▶ Exercise prompt
Looking at the data below, how many lines include the word "rings"? Respond with the number only.

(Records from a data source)
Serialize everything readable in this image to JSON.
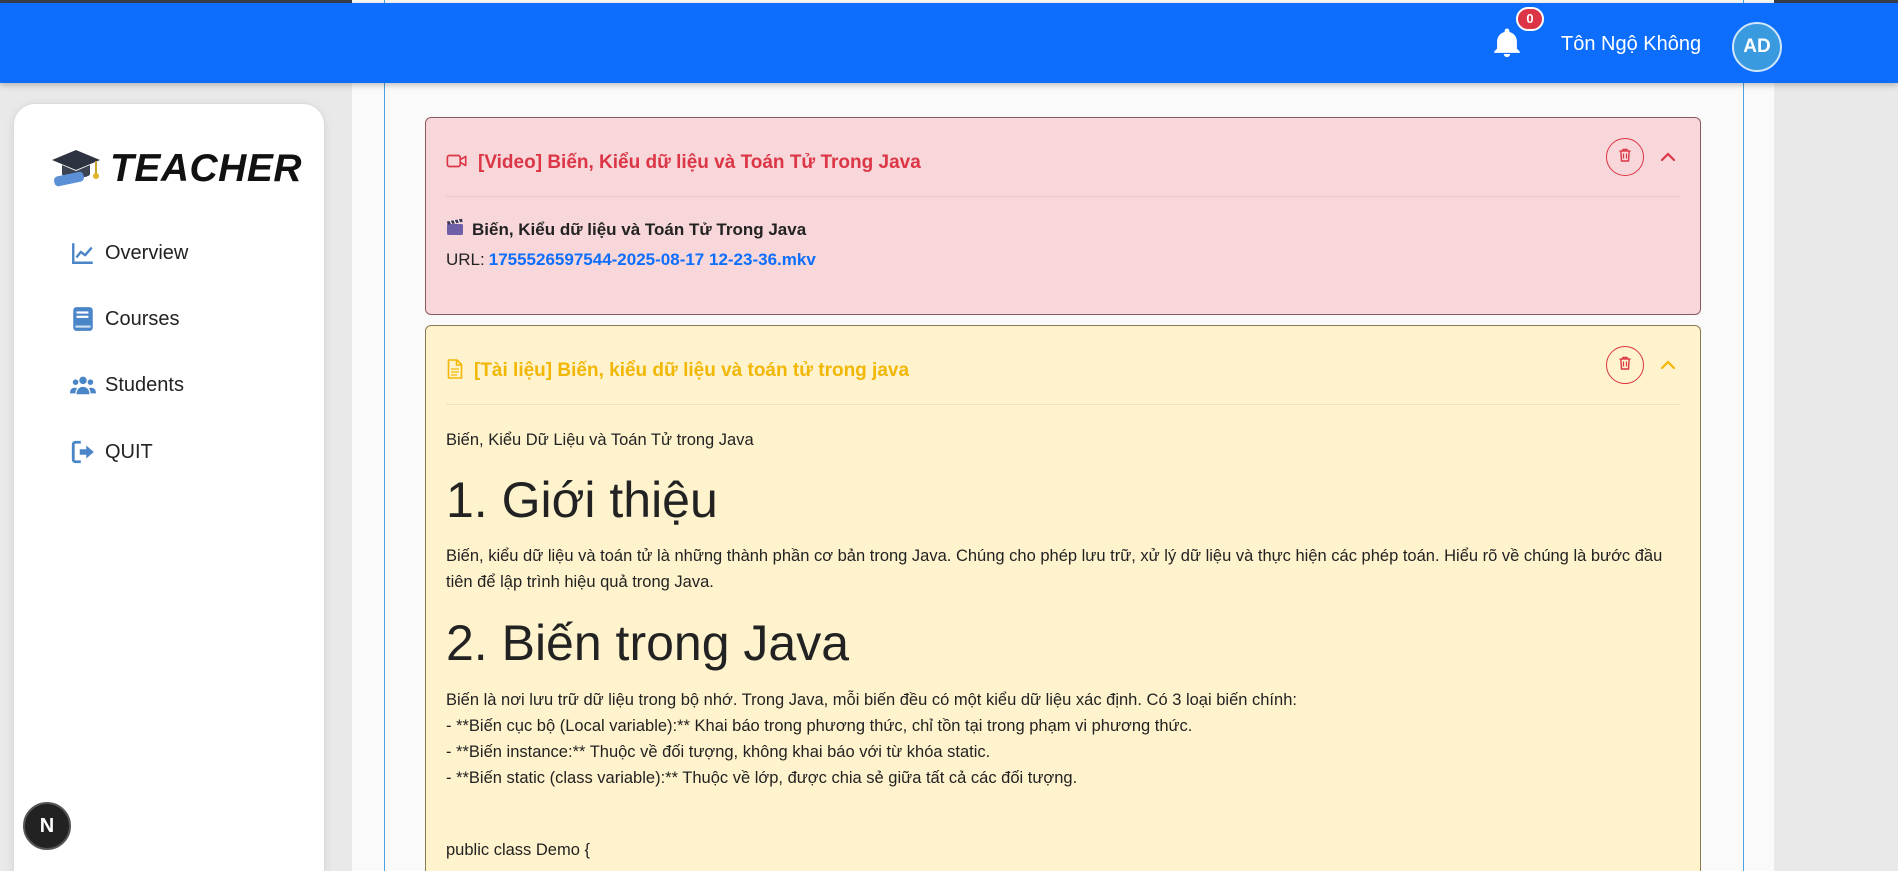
{
  "header": {
    "notification_count": "0",
    "user_name": "Tôn Ngộ Không",
    "avatar_initials": "AD",
    "background_color": "#0d6efd"
  },
  "sidebar": {
    "brand": "TEACHER",
    "items": [
      {
        "label": "Overview",
        "icon": "chart-line-icon"
      },
      {
        "label": "Courses",
        "icon": "book-icon"
      },
      {
        "label": "Students",
        "icon": "users-icon"
      },
      {
        "label": "QUIT",
        "icon": "sign-out-icon"
      }
    ]
  },
  "lessons": {
    "video": {
      "title": "[Video] Biến, Kiểu dữ liệu và Toán Tử Trong Java",
      "name": "Biến, Kiểu dữ liệu và Toán Tử Trong Java",
      "url_label": "URL:",
      "url": "1755526597544-2025-08-17 12-23-36.mkv",
      "color": "#dc3545",
      "background": "#f8d7da"
    },
    "document": {
      "title": "[Tài liệu] Biến, kiểu dữ liệu và toán tử trong java",
      "color": "#f2b705",
      "background": "#fff3cd",
      "intro": "Biến, Kiểu Dữ Liệu và Toán Tử trong Java",
      "heading1": "1. Giới thiệu",
      "para1": "Biến, kiểu dữ liệu và toán tử là những thành phần cơ bản trong Java. Chúng cho phép lưu trữ, xử lý dữ liệu và thực hiện các phép toán. Hiểu rõ về chúng là bước đầu tiên để lập trình hiệu quả trong Java.",
      "heading2": "2. Biến trong Java",
      "para2": "Biến là nơi lưu trữ dữ liệu trong bộ nhớ. Trong Java, mỗi biến đều có một kiểu dữ liệu xác định. Có 3 loại biến chính:",
      "list": [
        "- **Biến cục bộ (Local variable):** Khai báo trong phương thức, chỉ tồn tại trong phạm vi phương thức.",
        "- **Biến instance:** Thuộc về đối tượng, không khai báo với từ khóa static.",
        "- **Biến static (class variable):** Thuộc về lớp, được chia sẻ giữa tất cả các đối tượng."
      ],
      "code_line": "public class Demo {"
    }
  },
  "floating": {
    "next_badge": "N"
  }
}
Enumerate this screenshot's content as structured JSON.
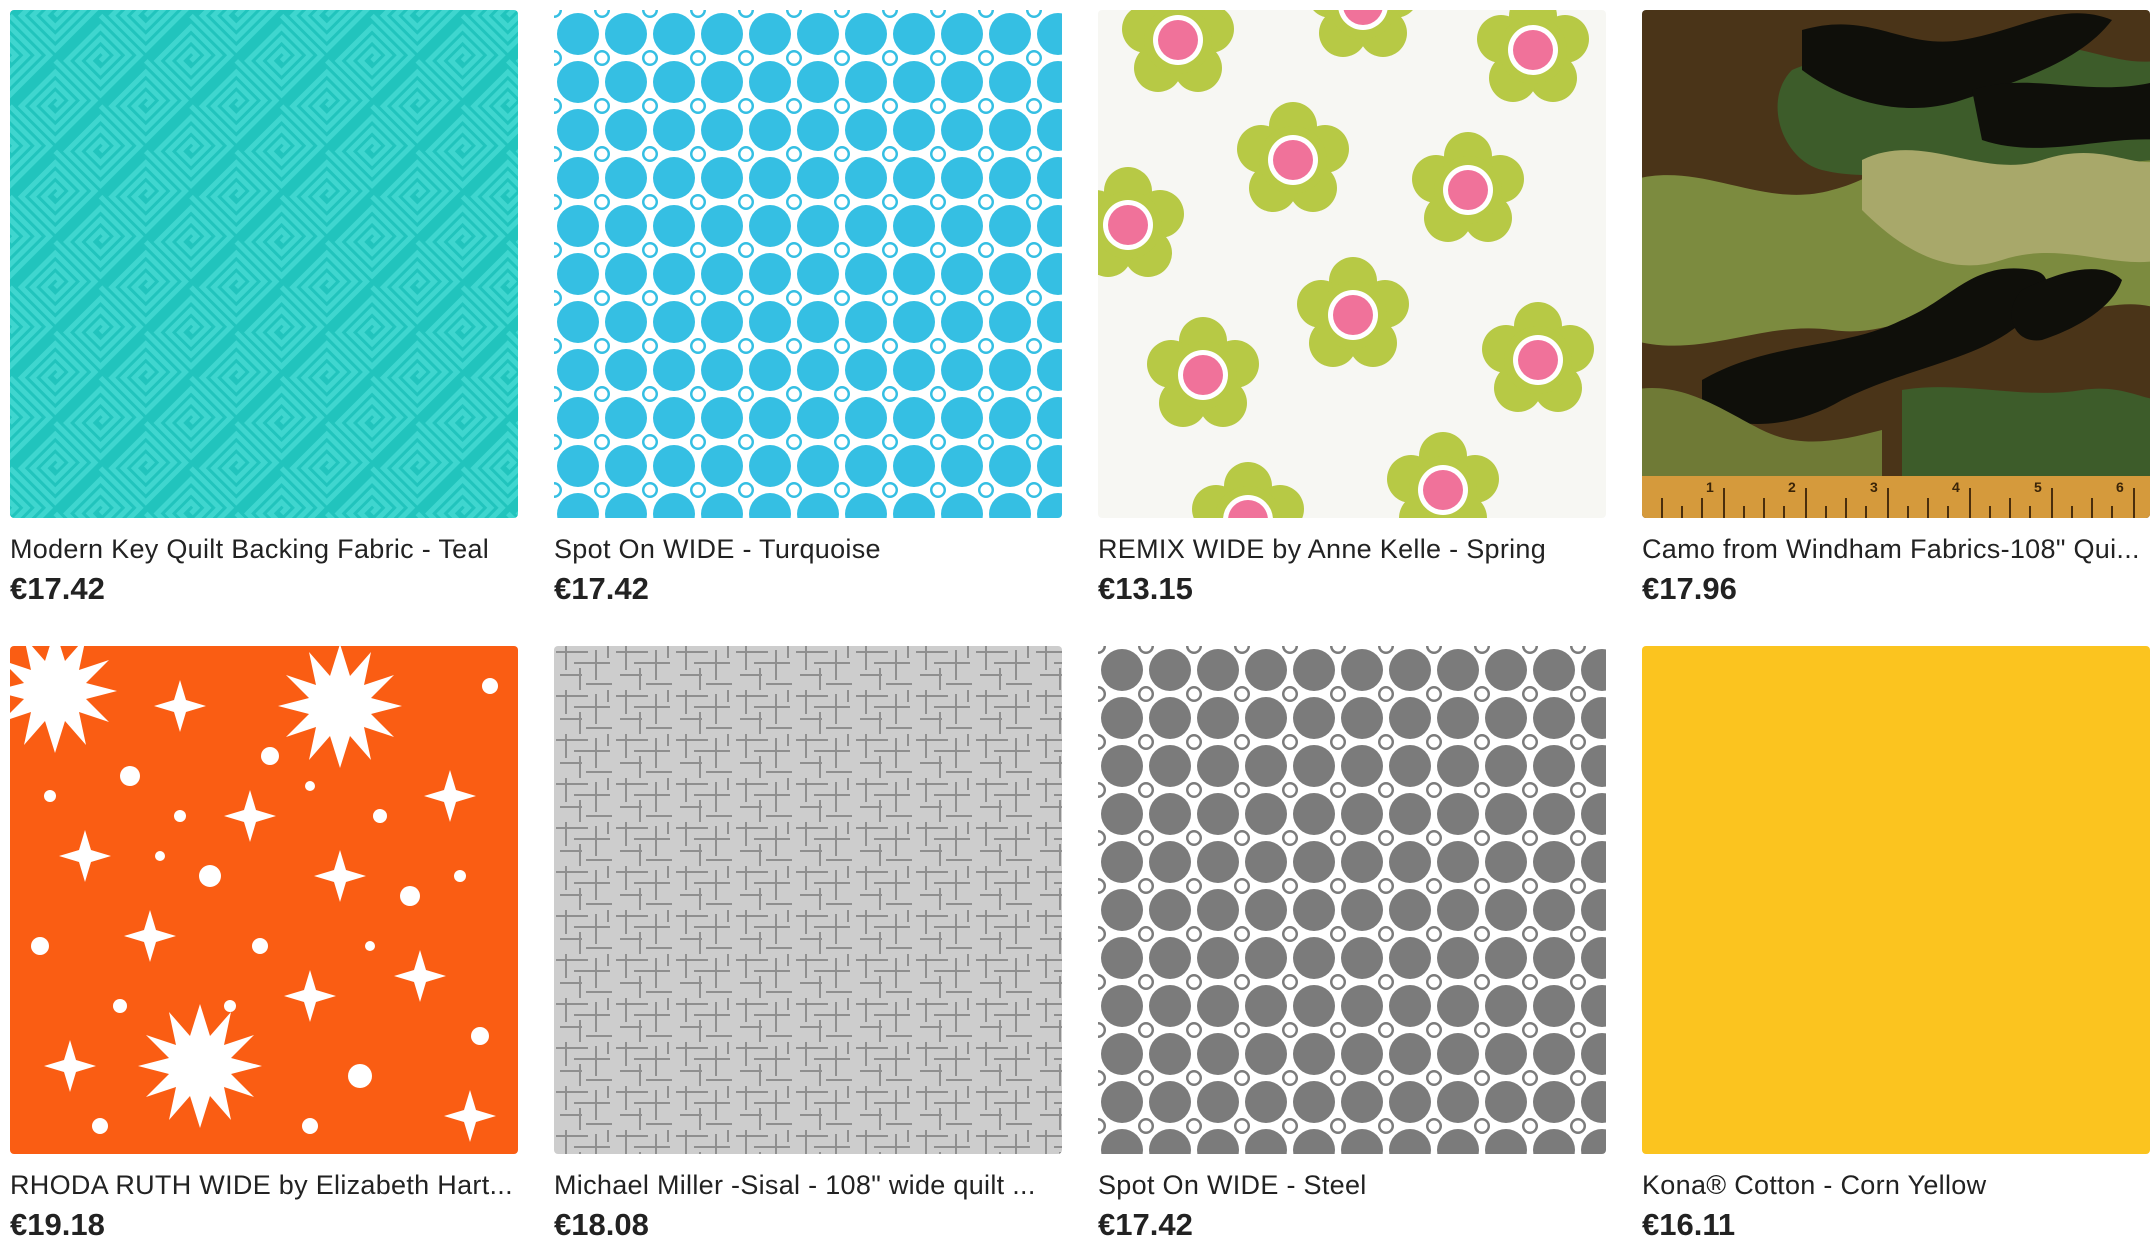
{
  "listings": [
    {
      "title": "Modern Key Quilt Backing Fabric - Teal",
      "price": "€17.42",
      "swatch": "teal greek-key geometric pattern"
    },
    {
      "title": "Spot On WIDE - Turquoise",
      "price": "€17.42",
      "swatch": "turquoise dots with white rings"
    },
    {
      "title": "REMIX WIDE by Anne Kelle - Spring",
      "price": "€13.15",
      "swatch": "lime green daisies with pink centers on white"
    },
    {
      "title": "Camo from Windham Fabrics-108\" Qui...",
      "price": "€17.96",
      "swatch": "green brown black camouflage with ruler"
    },
    {
      "title": "RHODA RUTH WIDE by Elizabeth Hart...",
      "price": "€19.18",
      "swatch": "orange with white stars and dots"
    },
    {
      "title": "Michael Miller -Sisal - 108\" wide quilt ...",
      "price": "€18.08",
      "swatch": "light grey crosshatch texture"
    },
    {
      "title": "Spot On WIDE - Steel",
      "price": "€17.42",
      "swatch": "grey dots with white rings"
    },
    {
      "title": "Kona® Cotton - Corn Yellow",
      "price": "€16.11",
      "swatch": "solid corn yellow"
    }
  ],
  "colors": {
    "teal": "#21c4bd",
    "turquoise": "#35bfe3",
    "lime": "#b7c945",
    "pink": "#f0729a",
    "orange": "#fa5d13",
    "sisal": "#c9c9c9",
    "steel": "#7b7b7b",
    "corn_yellow": "#fbc41f"
  }
}
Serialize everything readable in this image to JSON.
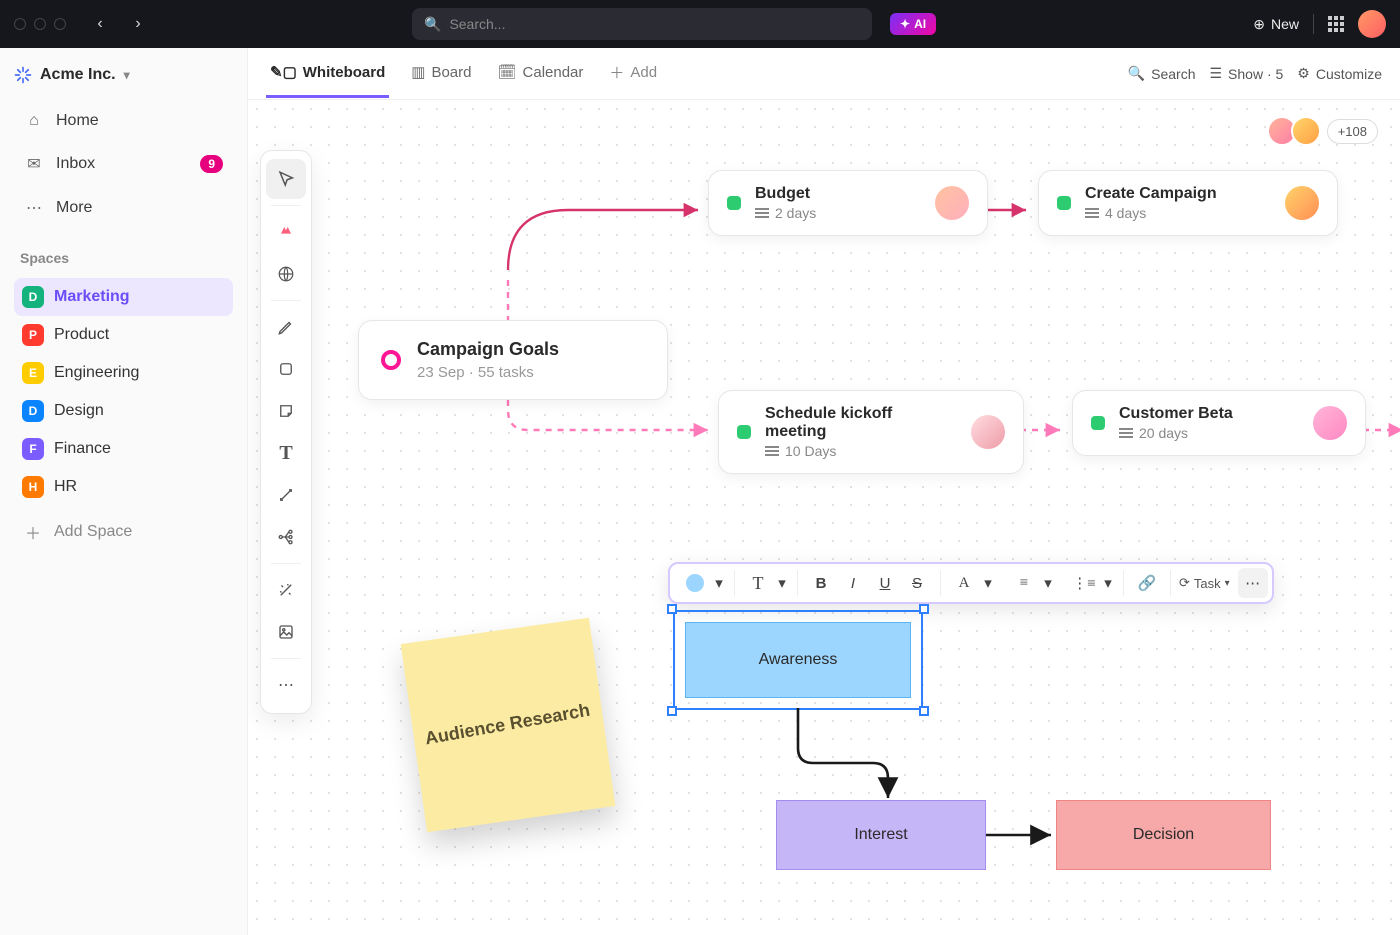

▶ Solution for this task
2